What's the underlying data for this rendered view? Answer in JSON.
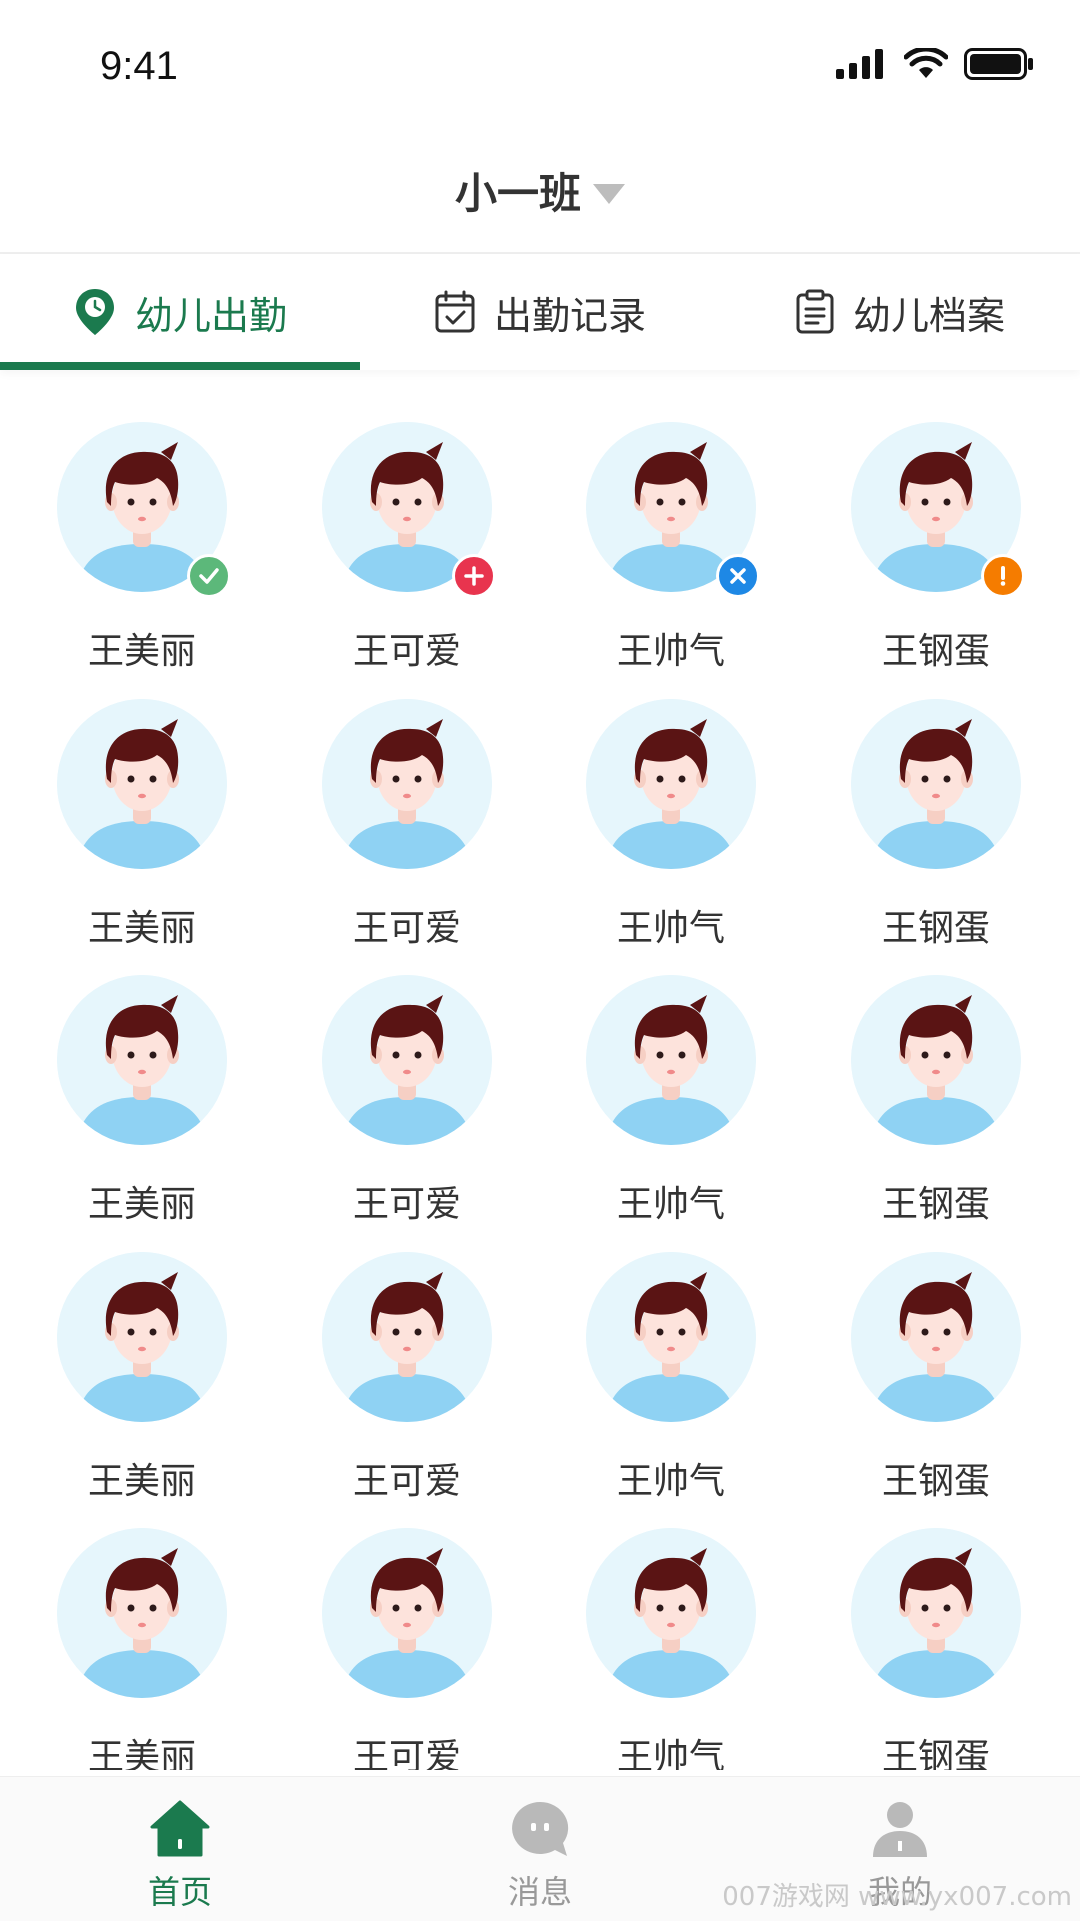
{
  "status_bar": {
    "time": "9:41"
  },
  "header": {
    "class_name": "小一班"
  },
  "tabs": [
    {
      "label": "幼儿出勤",
      "icon": "location-pin-icon",
      "active": true
    },
    {
      "label": "出勤记录",
      "icon": "calendar-check-icon",
      "active": false
    },
    {
      "label": "幼儿档案",
      "icon": "clipboard-icon",
      "active": false
    }
  ],
  "children": [
    {
      "name": "王美丽",
      "status": "checked-in-icon"
    },
    {
      "name": "王可爱",
      "status": "add-icon"
    },
    {
      "name": "王帅气",
      "status": "absent-icon"
    },
    {
      "name": "王钢蛋",
      "status": "alert-icon"
    },
    {
      "name": "王美丽"
    },
    {
      "name": "王可爱"
    },
    {
      "name": "王帅气"
    },
    {
      "name": "王钢蛋"
    },
    {
      "name": "王美丽"
    },
    {
      "name": "王可爱"
    },
    {
      "name": "王帅气"
    },
    {
      "name": "王钢蛋"
    },
    {
      "name": "王美丽"
    },
    {
      "name": "王可爱"
    },
    {
      "name": "王帅气"
    },
    {
      "name": "王钢蛋"
    },
    {
      "name": "王美丽"
    },
    {
      "name": "王可爱"
    },
    {
      "name": "王帅气"
    },
    {
      "name": "王钢蛋"
    }
  ],
  "bottom_nav": [
    {
      "label": "首页",
      "icon": "home-icon",
      "active": true
    },
    {
      "label": "消息",
      "icon": "message-icon",
      "active": false
    },
    {
      "label": "我的",
      "icon": "user-icon",
      "active": false
    }
  ],
  "watermark": "007游戏网 www.yx007.com",
  "colors": {
    "accent": "#1b7a4e",
    "checked_in": "#5cb87a",
    "add": "#e8344e",
    "absent": "#1e88e5",
    "alert": "#f57c00"
  }
}
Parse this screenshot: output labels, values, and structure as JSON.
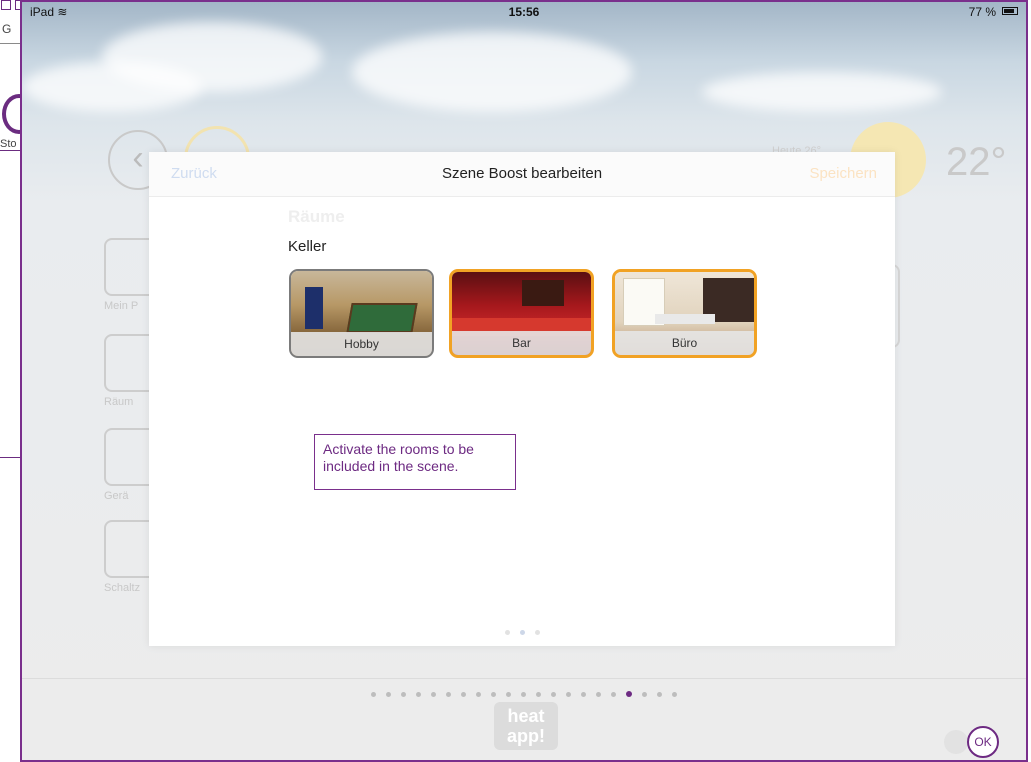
{
  "behind_window": {
    "fragment_letter": "G",
    "fragment_label": "Sto"
  },
  "status_bar": {
    "device": "iPad",
    "wifi_icon": "wifi-icon",
    "time": "15:56",
    "battery": "77 %"
  },
  "background_app": {
    "temperature": "22°",
    "small_text": "Heute 26°",
    "sidebar": [
      {
        "label": "Mein P"
      },
      {
        "label": "Räum"
      },
      {
        "label": "Gerä"
      },
      {
        "label": "Schaltz"
      }
    ],
    "logo_text": "heat app!",
    "ok_label": "OK",
    "page_dots_total": 21,
    "page_dots_active": 17
  },
  "modal": {
    "back_label": "Zurück",
    "title": "Szene Boost bearbeiten",
    "save_label": "Speichern",
    "section_title": "Räume",
    "floor_label": "Keller",
    "rooms": [
      {
        "name": "Hobby",
        "selected": false
      },
      {
        "name": "Bar",
        "selected": true
      },
      {
        "name": "Büro",
        "selected": true
      }
    ],
    "pager_total": 3,
    "pager_active": 1
  },
  "tooltip": {
    "text": "Activate the rooms to be included in the scene."
  },
  "colors": {
    "accent": "#7a2f8c",
    "selected_border": "#f1a224",
    "unselected_border": "#7b7b7b"
  }
}
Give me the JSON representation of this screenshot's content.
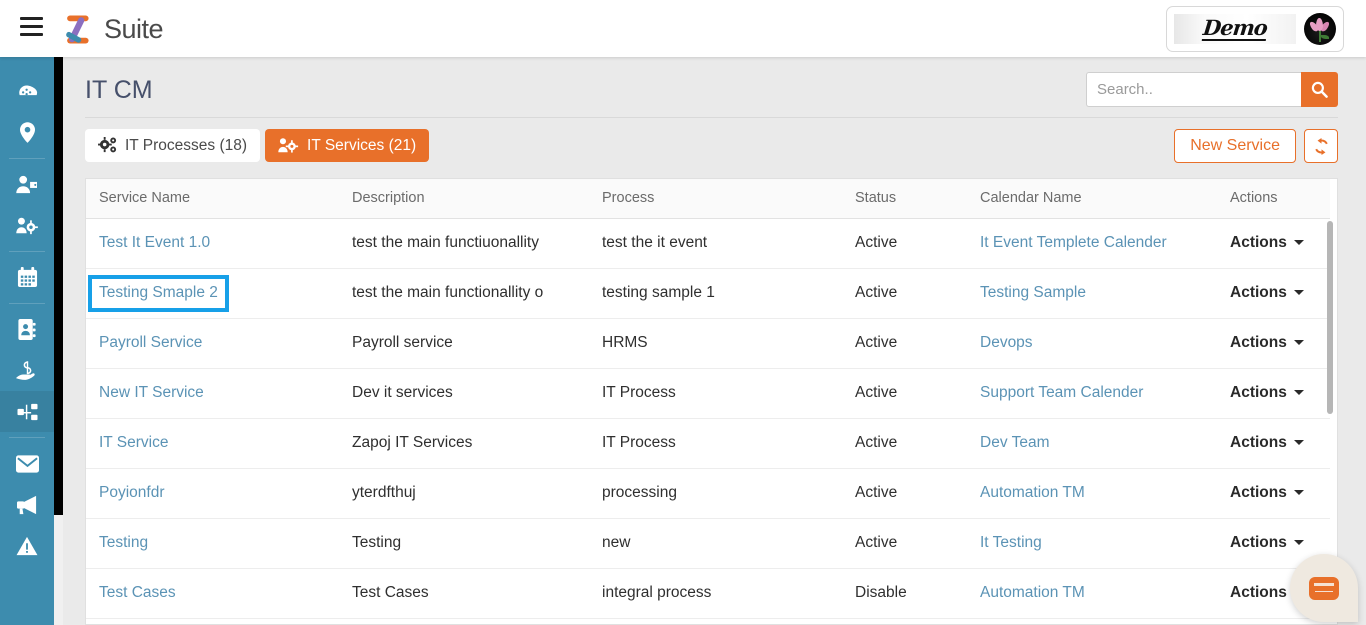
{
  "header": {
    "menu_icon": "hamburger-icon",
    "brand": "Suite",
    "account_logo_text": "Demo",
    "avatar_icon": "flower-avatar"
  },
  "sidebar": {
    "items": [
      {
        "name": "dashboard",
        "icon": "dashboard-gauge-icon",
        "active": false
      },
      {
        "name": "location",
        "icon": "map-pin-icon",
        "active": false
      },
      {
        "name": "user-tag",
        "icon": "user-tag-icon",
        "active": false
      },
      {
        "name": "users-cog",
        "icon": "users-cog-icon",
        "active": false
      },
      {
        "name": "calendar",
        "icon": "calendar-icon",
        "active": false
      },
      {
        "name": "address-book",
        "icon": "address-book-icon",
        "active": false
      },
      {
        "name": "hand-money",
        "icon": "hand-holding-usd-icon",
        "active": false
      },
      {
        "name": "sitemap",
        "icon": "sitemap-icon",
        "active": true
      },
      {
        "name": "mail",
        "icon": "envelope-icon",
        "active": false
      },
      {
        "name": "announcements",
        "icon": "bullhorn-icon",
        "active": false
      },
      {
        "name": "alerts",
        "icon": "warning-triangle-icon",
        "active": false
      }
    ]
  },
  "page": {
    "title": "IT CM"
  },
  "search": {
    "placeholder": "Search..",
    "value": "",
    "button_icon": "search-icon"
  },
  "tabs": [
    {
      "label": "IT Processes (18)",
      "icon": "cogs-icon",
      "active": false
    },
    {
      "label": "IT Services (21)",
      "icon": "users-cog-icon",
      "active": true
    }
  ],
  "toolbar": {
    "new_service_label": "New Service",
    "refresh_icon": "sync-icon"
  },
  "table": {
    "columns": [
      "Service Name",
      "Description",
      "Process",
      "Status",
      "Calendar Name",
      "Actions"
    ],
    "action_label": "Actions",
    "rows": [
      {
        "service_name": "Test It Event 1.0",
        "description": "test the main functiuonallity",
        "process": "test the it event",
        "status": "Active",
        "calendar_name": "It Event Templete Calender",
        "highlighted": false
      },
      {
        "service_name": "Testing Smaple 2",
        "description": "test the main functionallity o",
        "process": "testing sample 1",
        "status": "Active",
        "calendar_name": "Testing Sample",
        "highlighted": true
      },
      {
        "service_name": "Payroll Service",
        "description": "Payroll service",
        "process": "HRMS",
        "status": "Active",
        "calendar_name": "Devops",
        "highlighted": false
      },
      {
        "service_name": "New IT Service",
        "description": "Dev it services",
        "process": "IT Process",
        "status": "Active",
        "calendar_name": "Support Team Calender",
        "highlighted": false
      },
      {
        "service_name": "IT Service",
        "description": "Zapoj IT Services",
        "process": "IT Process",
        "status": "Active",
        "calendar_name": "Dev Team",
        "highlighted": false
      },
      {
        "service_name": "Poyionfdr",
        "description": "yterdfthuj",
        "process": "processing",
        "status": "Active",
        "calendar_name": "Automation TM",
        "highlighted": false
      },
      {
        "service_name": "Testing",
        "description": "Testing",
        "process": "new",
        "status": "Active",
        "calendar_name": "It Testing",
        "highlighted": false
      },
      {
        "service_name": "Test Cases",
        "description": "Test Cases",
        "process": "integral process",
        "status": "Disable",
        "calendar_name": "Automation TM",
        "highlighted": false
      }
    ]
  },
  "chat": {
    "icon": "chat-bubble-icon"
  },
  "colors": {
    "accent_orange": "#e8702a",
    "sidebar_blue": "#3d8cae",
    "link_blue": "#5b93b5",
    "highlight_blue": "#17a0e8"
  }
}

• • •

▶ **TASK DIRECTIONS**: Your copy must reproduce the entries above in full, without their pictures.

▶ **SOLUTION**:
What's the underlying data for this rendered view? Answer in JSON.
{
  "status_bar": {
    "time": "9:41"
  },
  "header": {
    "class_name": "小一班"
  },
  "tabs": [
    {
      "label": "幼儿出勤",
      "icon": "location-pin-icon",
      "active": true
    },
    {
      "label": "出勤记录",
      "icon": "calendar-check-icon",
      "active": false
    },
    {
      "label": "幼儿档案",
      "icon": "clipboard-icon",
      "active": false
    }
  ],
  "children": [
    {
      "name": "王美丽",
      "status": "checked-in-icon"
    },
    {
      "name": "王可爱",
      "status": "add-icon"
    },
    {
      "name": "王帅气",
      "status": "absent-icon"
    },
    {
      "name": "王钢蛋",
      "status": "alert-icon"
    },
    {
      "name": "王美丽"
    },
    {
      "name": "王可爱"
    },
    {
      "name": "王帅气"
    },
    {
      "name": "王钢蛋"
    },
    {
      "name": "王美丽"
    },
    {
      "name": "王可爱"
    },
    {
      "name": "王帅气"
    },
    {
      "name": "王钢蛋"
    },
    {
      "name": "王美丽"
    },
    {
      "name": "王可爱"
    },
    {
      "name": "王帅气"
    },
    {
      "name": "王钢蛋"
    },
    {
      "name": "王美丽"
    },
    {
      "name": "王可爱"
    },
    {
      "name": "王帅气"
    },
    {
      "name": "王钢蛋"
    }
  ],
  "bottom_nav": [
    {
      "label": "首页",
      "icon": "home-icon",
      "active": true
    },
    {
      "label": "消息",
      "icon": "message-icon",
      "active": false
    },
    {
      "label": "我的",
      "icon": "user-icon",
      "active": false
    }
  ],
  "watermark": "007游戏网 www.yx007.com",
  "colors": {
    "accent": "#1b7a4e",
    "checked_in": "#5cb87a",
    "add": "#e8344e",
    "absent": "#1e88e5",
    "alert": "#f57c00"
  }
}
Parse this screenshot: output labels, values, and structure as JSON.
{
  "behind_window": {
    "fragment_letter": "G",
    "fragment_label": "Sto"
  },
  "status_bar": {
    "device": "iPad",
    "wifi_icon": "wifi-icon",
    "time": "15:56",
    "battery": "77 %"
  },
  "background_app": {
    "temperature": "22°",
    "small_text": "Heute 26°",
    "sidebar": [
      {
        "label": "Mein P"
      },
      {
        "label": "Räum"
      },
      {
        "label": "Gerä"
      },
      {
        "label": "Schaltz"
      }
    ],
    "logo_text": "heat app!",
    "ok_label": "OK",
    "page_dots_total": 21,
    "page_dots_active": 17
  },
  "modal": {
    "back_label": "Zurück",
    "title": "Szene Boost bearbeiten",
    "save_label": "Speichern",
    "section_title": "Räume",
    "floor_label": "Keller",
    "rooms": [
      {
        "name": "Hobby",
        "selected": false
      },
      {
        "name": "Bar",
        "selected": true
      },
      {
        "name": "Büro",
        "selected": true
      }
    ],
    "pager_total": 3,
    "pager_active": 1
  },
  "tooltip": {
    "text": "Activate the rooms to be included in the scene."
  },
  "colors": {
    "accent": "#7a2f8c",
    "selected_border": "#f1a224",
    "unselected_border": "#7b7b7b"
  }
}
Give me the JSON representation of this screenshot's content.
{
  "header": {
    "menu_icon": "hamburger-icon",
    "brand": "Suite",
    "account_logo_text": "Demo",
    "avatar_icon": "flower-avatar"
  },
  "sidebar": {
    "items": [
      {
        "name": "dashboard",
        "icon": "dashboard-gauge-icon",
        "active": false
      },
      {
        "name": "location",
        "icon": "map-pin-icon",
        "active": false
      },
      {
        "name": "user-tag",
        "icon": "user-tag-icon",
        "active": false
      },
      {
        "name": "users-cog",
        "icon": "users-cog-icon",
        "active": false
      },
      {
        "name": "calendar",
        "icon": "calendar-icon",
        "active": false
      },
      {
        "name": "address-book",
        "icon": "address-book-icon",
        "active": false
      },
      {
        "name": "hand-money",
        "icon": "hand-holding-usd-icon",
        "active": false
      },
      {
        "name": "sitemap",
        "icon": "sitemap-icon",
        "active": true
      },
      {
        "name": "mail",
        "icon": "envelope-icon",
        "active": false
      },
      {
        "name": "announcements",
        "icon": "bullhorn-icon",
        "active": false
      },
      {
        "name": "alerts",
        "icon": "warning-triangle-icon",
        "active": false
      }
    ]
  },
  "page": {
    "title": "IT CM"
  },
  "search": {
    "placeholder": "Search..",
    "value": "",
    "button_icon": "search-icon"
  },
  "tabs": [
    {
      "label": "IT Processes (18)",
      "icon": "cogs-icon",
      "active": false
    },
    {
      "label": "IT Services (21)",
      "icon": "users-cog-icon",
      "active": true
    }
  ],
  "toolbar": {
    "new_service_label": "New Service",
    "refresh_icon": "sync-icon"
  },
  "table": {
    "columns": [
      "Service Name",
      "Description",
      "Process",
      "Status",
      "Calendar Name",
      "Actions"
    ],
    "action_label": "Actions",
    "rows": [
      {
        "service_name": "Test It Event 1.0",
        "description": "test the main functiuonallity",
        "process": "test the it event",
        "status": "Active",
        "calendar_name": "It Event Templete Calender",
        "highlighted": false
      },
      {
        "service_name": "Testing Smaple 2",
        "description": "test the main functionallity o",
        "process": "testing sample 1",
        "status": "Active",
        "calendar_name": "Testing Sample",
        "highlighted": true
      },
      {
        "service_name": "Payroll Service",
        "description": "Payroll service",
        "process": "HRMS",
        "status": "Active",
        "calendar_name": "Devops",
        "highlighted": false
      },
      {
        "service_name": "New IT Service",
        "description": "Dev it services",
        "process": "IT Process",
        "status": "Active",
        "calendar_name": "Support Team Calender",
        "highlighted": false
      },
      {
        "service_name": "IT Service",
        "description": "Zapoj IT Services",
        "process": "IT Process",
        "status": "Active",
        "calendar_name": "Dev Team",
        "highlighted": false
      },
      {
        "service_name": "Poyionfdr",
        "description": "yterdfthuj",
        "process": "processing",
        "status": "Active",
        "calendar_name": "Automation TM",
        "highlighted": false
      },
      {
        "service_name": "Testing",
        "description": "Testing",
        "process": "new",
        "status": "Active",
        "calendar_name": "It Testing",
        "highlighted": false
      },
      {
        "service_name": "Test Cases",
        "description": "Test Cases",
        "process": "integral process",
        "status": "Disable",
        "calendar_name": "Automation TM",
        "highlighted": false
      }
    ]
  },
  "chat": {
    "icon": "chat-bubble-icon"
  },
  "colors": {
    "accent_orange": "#e8702a",
    "sidebar_blue": "#3d8cae",
    "link_blue": "#5b93b5",
    "highlight_blue": "#17a0e8"
  }
}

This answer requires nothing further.